The generalist assumes, as the specialist too seldom does, that he is writing for readers no less intelligent than himself but trained in other areas. . . . A generalist is someone with a keener-than-average awareness of how much there is to be ignorant about. . . . If a specialist is someone who knows more and more about less and less, a generalist is unapologetically someone who knows less and less about more and more. Both forms of knowledge are genuine and legitimate.
An Aztec Jaguar Warrior Ready For Battle according to the Codex Magliabechiano.
A collection of Fijian weapons.
A clubby interior from an article on The Most Exclusive Private Members Clubs in NYC, by Elliott Levenglick, The Daily Truffle, April 23, 2013.
William Eaton is the Editor of Zeteo. A collection of his Montaigbakhtinian essays, Surviving the Twenty-First Century, was published in July 2015 by Serving House Books. For more, see Surviving the website.
Click for pdf of Writers Fees: Feeling Foolish, Talking Sense?
As a “retired” academic with long years experience I’d say you’re right on all counts! And I’d add to your account the recent daily flow of scam conferences I get invitations for through email.
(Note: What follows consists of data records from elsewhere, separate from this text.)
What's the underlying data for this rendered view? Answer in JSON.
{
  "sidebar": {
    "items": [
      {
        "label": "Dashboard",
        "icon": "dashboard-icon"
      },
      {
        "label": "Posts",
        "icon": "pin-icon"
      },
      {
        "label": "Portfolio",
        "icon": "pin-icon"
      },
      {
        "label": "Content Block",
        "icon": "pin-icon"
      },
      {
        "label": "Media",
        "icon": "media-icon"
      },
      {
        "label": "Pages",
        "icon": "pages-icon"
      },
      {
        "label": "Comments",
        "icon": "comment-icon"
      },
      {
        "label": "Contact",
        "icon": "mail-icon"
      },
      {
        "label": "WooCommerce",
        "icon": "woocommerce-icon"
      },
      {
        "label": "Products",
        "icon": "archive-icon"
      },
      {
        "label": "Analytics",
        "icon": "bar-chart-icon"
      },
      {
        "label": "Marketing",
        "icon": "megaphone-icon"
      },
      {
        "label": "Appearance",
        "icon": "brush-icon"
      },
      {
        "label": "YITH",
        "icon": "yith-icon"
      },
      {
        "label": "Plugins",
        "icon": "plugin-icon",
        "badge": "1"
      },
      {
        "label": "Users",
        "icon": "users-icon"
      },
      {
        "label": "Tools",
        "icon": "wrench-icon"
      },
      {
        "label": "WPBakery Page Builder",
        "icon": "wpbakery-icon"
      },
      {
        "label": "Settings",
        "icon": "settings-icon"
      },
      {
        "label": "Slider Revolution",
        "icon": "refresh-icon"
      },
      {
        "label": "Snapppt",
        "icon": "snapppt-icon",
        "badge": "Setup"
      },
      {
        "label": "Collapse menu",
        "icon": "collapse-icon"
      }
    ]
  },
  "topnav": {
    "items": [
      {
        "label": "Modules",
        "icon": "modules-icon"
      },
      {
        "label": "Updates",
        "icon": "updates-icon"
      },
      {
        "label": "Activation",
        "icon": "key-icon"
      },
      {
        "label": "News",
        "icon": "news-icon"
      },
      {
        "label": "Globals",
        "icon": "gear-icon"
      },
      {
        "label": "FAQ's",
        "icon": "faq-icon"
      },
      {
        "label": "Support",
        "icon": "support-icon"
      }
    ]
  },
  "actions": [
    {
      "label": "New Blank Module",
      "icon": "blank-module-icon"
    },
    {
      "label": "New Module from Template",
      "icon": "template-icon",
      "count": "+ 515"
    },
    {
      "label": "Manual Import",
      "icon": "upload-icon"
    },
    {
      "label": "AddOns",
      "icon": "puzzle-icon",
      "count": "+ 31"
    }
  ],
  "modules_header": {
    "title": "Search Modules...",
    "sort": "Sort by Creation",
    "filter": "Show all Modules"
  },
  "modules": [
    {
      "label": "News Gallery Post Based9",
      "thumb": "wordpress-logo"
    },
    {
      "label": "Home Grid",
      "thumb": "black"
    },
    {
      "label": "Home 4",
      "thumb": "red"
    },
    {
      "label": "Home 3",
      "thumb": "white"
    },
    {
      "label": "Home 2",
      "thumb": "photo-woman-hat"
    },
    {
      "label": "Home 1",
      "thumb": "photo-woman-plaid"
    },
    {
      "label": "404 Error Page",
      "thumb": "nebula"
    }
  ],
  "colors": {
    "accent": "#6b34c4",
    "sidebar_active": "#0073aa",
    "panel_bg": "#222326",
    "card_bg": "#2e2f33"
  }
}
In my Mooney-Cavell-inspired Walden re-reading, I find myself relocating one of that book’s most basic characteristics: non-conformism. Of course Thoreau proved to be part of a powerful club — of Concord writers (and of transcendentalists) — and we probably should not lose track of that, but . . . There is a sense in which he was saying (along with Balzac): I am of the party of the opposition (of outsiders, non-club-goers), which is called life. Best, Wm.
This sounds like a diary entry following expenditure of a $50 that generated second thoughts. One hardly knows whether to wish you good luck with your application for the exotic residency or not.
Well . . . one thing I keep trying to do is to vary tones and approaches. Best, Wm.